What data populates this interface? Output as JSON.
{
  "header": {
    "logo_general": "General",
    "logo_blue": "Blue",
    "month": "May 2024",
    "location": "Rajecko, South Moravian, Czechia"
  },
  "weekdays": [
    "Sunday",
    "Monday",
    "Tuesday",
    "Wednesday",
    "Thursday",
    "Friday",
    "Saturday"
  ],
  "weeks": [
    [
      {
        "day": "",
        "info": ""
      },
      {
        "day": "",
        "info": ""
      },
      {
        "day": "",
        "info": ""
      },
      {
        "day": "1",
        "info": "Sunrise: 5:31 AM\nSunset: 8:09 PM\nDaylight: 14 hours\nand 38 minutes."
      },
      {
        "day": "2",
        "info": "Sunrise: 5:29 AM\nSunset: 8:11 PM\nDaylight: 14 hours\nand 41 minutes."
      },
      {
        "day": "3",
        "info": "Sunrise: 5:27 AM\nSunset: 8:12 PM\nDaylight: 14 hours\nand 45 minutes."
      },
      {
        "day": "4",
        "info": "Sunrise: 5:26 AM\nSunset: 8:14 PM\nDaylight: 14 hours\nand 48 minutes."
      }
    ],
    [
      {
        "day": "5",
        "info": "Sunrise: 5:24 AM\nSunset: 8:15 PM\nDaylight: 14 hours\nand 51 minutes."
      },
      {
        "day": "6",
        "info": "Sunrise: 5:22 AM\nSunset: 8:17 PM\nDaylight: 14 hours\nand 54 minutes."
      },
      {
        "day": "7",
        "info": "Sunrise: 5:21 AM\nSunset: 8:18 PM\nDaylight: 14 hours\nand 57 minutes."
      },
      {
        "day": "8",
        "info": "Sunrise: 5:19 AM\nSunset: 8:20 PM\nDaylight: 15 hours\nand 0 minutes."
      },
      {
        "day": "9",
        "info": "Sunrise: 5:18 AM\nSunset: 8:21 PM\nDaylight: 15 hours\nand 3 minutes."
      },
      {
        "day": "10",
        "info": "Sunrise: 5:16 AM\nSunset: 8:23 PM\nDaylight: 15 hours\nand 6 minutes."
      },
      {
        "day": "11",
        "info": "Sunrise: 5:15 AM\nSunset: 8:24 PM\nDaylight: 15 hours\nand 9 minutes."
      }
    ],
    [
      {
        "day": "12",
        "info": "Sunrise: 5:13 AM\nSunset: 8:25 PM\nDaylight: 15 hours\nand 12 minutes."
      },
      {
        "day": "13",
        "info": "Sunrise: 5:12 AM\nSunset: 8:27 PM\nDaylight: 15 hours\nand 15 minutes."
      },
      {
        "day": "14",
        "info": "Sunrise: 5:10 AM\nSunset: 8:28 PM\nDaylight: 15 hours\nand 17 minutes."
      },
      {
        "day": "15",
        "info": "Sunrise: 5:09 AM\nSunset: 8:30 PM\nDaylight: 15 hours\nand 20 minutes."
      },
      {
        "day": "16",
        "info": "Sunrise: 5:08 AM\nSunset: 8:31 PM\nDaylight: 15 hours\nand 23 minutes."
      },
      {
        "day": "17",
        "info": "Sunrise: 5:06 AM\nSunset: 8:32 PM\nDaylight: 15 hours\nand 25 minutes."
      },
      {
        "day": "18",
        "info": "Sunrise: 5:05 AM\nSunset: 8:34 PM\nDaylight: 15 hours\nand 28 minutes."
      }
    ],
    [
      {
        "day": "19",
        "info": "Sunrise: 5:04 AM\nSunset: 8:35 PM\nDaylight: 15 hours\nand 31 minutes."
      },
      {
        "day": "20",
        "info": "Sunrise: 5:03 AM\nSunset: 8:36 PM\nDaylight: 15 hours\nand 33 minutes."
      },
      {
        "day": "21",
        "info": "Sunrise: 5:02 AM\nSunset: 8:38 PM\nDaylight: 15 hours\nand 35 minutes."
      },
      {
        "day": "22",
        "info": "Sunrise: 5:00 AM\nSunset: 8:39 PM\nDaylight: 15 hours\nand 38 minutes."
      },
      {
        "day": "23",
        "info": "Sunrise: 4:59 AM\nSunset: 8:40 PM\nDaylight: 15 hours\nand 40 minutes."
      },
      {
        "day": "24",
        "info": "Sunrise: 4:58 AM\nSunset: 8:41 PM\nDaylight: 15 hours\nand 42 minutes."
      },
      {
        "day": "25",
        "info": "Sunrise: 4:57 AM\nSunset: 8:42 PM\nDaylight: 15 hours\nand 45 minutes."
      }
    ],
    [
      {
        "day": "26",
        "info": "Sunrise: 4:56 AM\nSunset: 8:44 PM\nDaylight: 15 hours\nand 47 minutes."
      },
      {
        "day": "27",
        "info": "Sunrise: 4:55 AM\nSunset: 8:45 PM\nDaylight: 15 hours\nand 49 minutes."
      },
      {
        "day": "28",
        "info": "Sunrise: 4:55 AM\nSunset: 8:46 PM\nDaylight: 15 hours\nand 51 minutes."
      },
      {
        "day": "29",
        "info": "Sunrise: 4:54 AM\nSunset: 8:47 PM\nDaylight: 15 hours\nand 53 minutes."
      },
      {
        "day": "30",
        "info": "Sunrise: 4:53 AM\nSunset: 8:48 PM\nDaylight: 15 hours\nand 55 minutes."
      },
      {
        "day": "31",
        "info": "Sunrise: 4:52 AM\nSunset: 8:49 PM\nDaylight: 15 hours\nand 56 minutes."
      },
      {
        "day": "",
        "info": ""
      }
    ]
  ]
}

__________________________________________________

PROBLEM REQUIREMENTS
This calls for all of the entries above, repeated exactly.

SOLUTION
What data populates this interface? Output as JSON.
{
  "header": {
    "logo_general": "General",
    "logo_blue": "Blue",
    "month": "May 2024",
    "location": "Rajecko, South Moravian, Czechia"
  },
  "weekdays": [
    "Sunday",
    "Monday",
    "Tuesday",
    "Wednesday",
    "Thursday",
    "Friday",
    "Saturday"
  ],
  "weeks": [
    [
      {
        "day": "",
        "info": ""
      },
      {
        "day": "",
        "info": ""
      },
      {
        "day": "",
        "info": ""
      },
      {
        "day": "1",
        "info": "Sunrise: 5:31 AM\nSunset: 8:09 PM\nDaylight: 14 hours\nand 38 minutes."
      },
      {
        "day": "2",
        "info": "Sunrise: 5:29 AM\nSunset: 8:11 PM\nDaylight: 14 hours\nand 41 minutes."
      },
      {
        "day": "3",
        "info": "Sunrise: 5:27 AM\nSunset: 8:12 PM\nDaylight: 14 hours\nand 45 minutes."
      },
      {
        "day": "4",
        "info": "Sunrise: 5:26 AM\nSunset: 8:14 PM\nDaylight: 14 hours\nand 48 minutes."
      }
    ],
    [
      {
        "day": "5",
        "info": "Sunrise: 5:24 AM\nSunset: 8:15 PM\nDaylight: 14 hours\nand 51 minutes."
      },
      {
        "day": "6",
        "info": "Sunrise: 5:22 AM\nSunset: 8:17 PM\nDaylight: 14 hours\nand 54 minutes."
      },
      {
        "day": "7",
        "info": "Sunrise: 5:21 AM\nSunset: 8:18 PM\nDaylight: 14 hours\nand 57 minutes."
      },
      {
        "day": "8",
        "info": "Sunrise: 5:19 AM\nSunset: 8:20 PM\nDaylight: 15 hours\nand 0 minutes."
      },
      {
        "day": "9",
        "info": "Sunrise: 5:18 AM\nSunset: 8:21 PM\nDaylight: 15 hours\nand 3 minutes."
      },
      {
        "day": "10",
        "info": "Sunrise: 5:16 AM\nSunset: 8:23 PM\nDaylight: 15 hours\nand 6 minutes."
      },
      {
        "day": "11",
        "info": "Sunrise: 5:15 AM\nSunset: 8:24 PM\nDaylight: 15 hours\nand 9 minutes."
      }
    ],
    [
      {
        "day": "12",
        "info": "Sunrise: 5:13 AM\nSunset: 8:25 PM\nDaylight: 15 hours\nand 12 minutes."
      },
      {
        "day": "13",
        "info": "Sunrise: 5:12 AM\nSunset: 8:27 PM\nDaylight: 15 hours\nand 15 minutes."
      },
      {
        "day": "14",
        "info": "Sunrise: 5:10 AM\nSunset: 8:28 PM\nDaylight: 15 hours\nand 17 minutes."
      },
      {
        "day": "15",
        "info": "Sunrise: 5:09 AM\nSunset: 8:30 PM\nDaylight: 15 hours\nand 20 minutes."
      },
      {
        "day": "16",
        "info": "Sunrise: 5:08 AM\nSunset: 8:31 PM\nDaylight: 15 hours\nand 23 minutes."
      },
      {
        "day": "17",
        "info": "Sunrise: 5:06 AM\nSunset: 8:32 PM\nDaylight: 15 hours\nand 25 minutes."
      },
      {
        "day": "18",
        "info": "Sunrise: 5:05 AM\nSunset: 8:34 PM\nDaylight: 15 hours\nand 28 minutes."
      }
    ],
    [
      {
        "day": "19",
        "info": "Sunrise: 5:04 AM\nSunset: 8:35 PM\nDaylight: 15 hours\nand 31 minutes."
      },
      {
        "day": "20",
        "info": "Sunrise: 5:03 AM\nSunset: 8:36 PM\nDaylight: 15 hours\nand 33 minutes."
      },
      {
        "day": "21",
        "info": "Sunrise: 5:02 AM\nSunset: 8:38 PM\nDaylight: 15 hours\nand 35 minutes."
      },
      {
        "day": "22",
        "info": "Sunrise: 5:00 AM\nSunset: 8:39 PM\nDaylight: 15 hours\nand 38 minutes."
      },
      {
        "day": "23",
        "info": "Sunrise: 4:59 AM\nSunset: 8:40 PM\nDaylight: 15 hours\nand 40 minutes."
      },
      {
        "day": "24",
        "info": "Sunrise: 4:58 AM\nSunset: 8:41 PM\nDaylight: 15 hours\nand 42 minutes."
      },
      {
        "day": "25",
        "info": "Sunrise: 4:57 AM\nSunset: 8:42 PM\nDaylight: 15 hours\nand 45 minutes."
      }
    ],
    [
      {
        "day": "26",
        "info": "Sunrise: 4:56 AM\nSunset: 8:44 PM\nDaylight: 15 hours\nand 47 minutes."
      },
      {
        "day": "27",
        "info": "Sunrise: 4:55 AM\nSunset: 8:45 PM\nDaylight: 15 hours\nand 49 minutes."
      },
      {
        "day": "28",
        "info": "Sunrise: 4:55 AM\nSunset: 8:46 PM\nDaylight: 15 hours\nand 51 minutes."
      },
      {
        "day": "29",
        "info": "Sunrise: 4:54 AM\nSunset: 8:47 PM\nDaylight: 15 hours\nand 53 minutes."
      },
      {
        "day": "30",
        "info": "Sunrise: 4:53 AM\nSunset: 8:48 PM\nDaylight: 15 hours\nand 55 minutes."
      },
      {
        "day": "31",
        "info": "Sunrise: 4:52 AM\nSunset: 8:49 PM\nDaylight: 15 hours\nand 56 minutes."
      },
      {
        "day": "",
        "info": ""
      }
    ]
  ]
}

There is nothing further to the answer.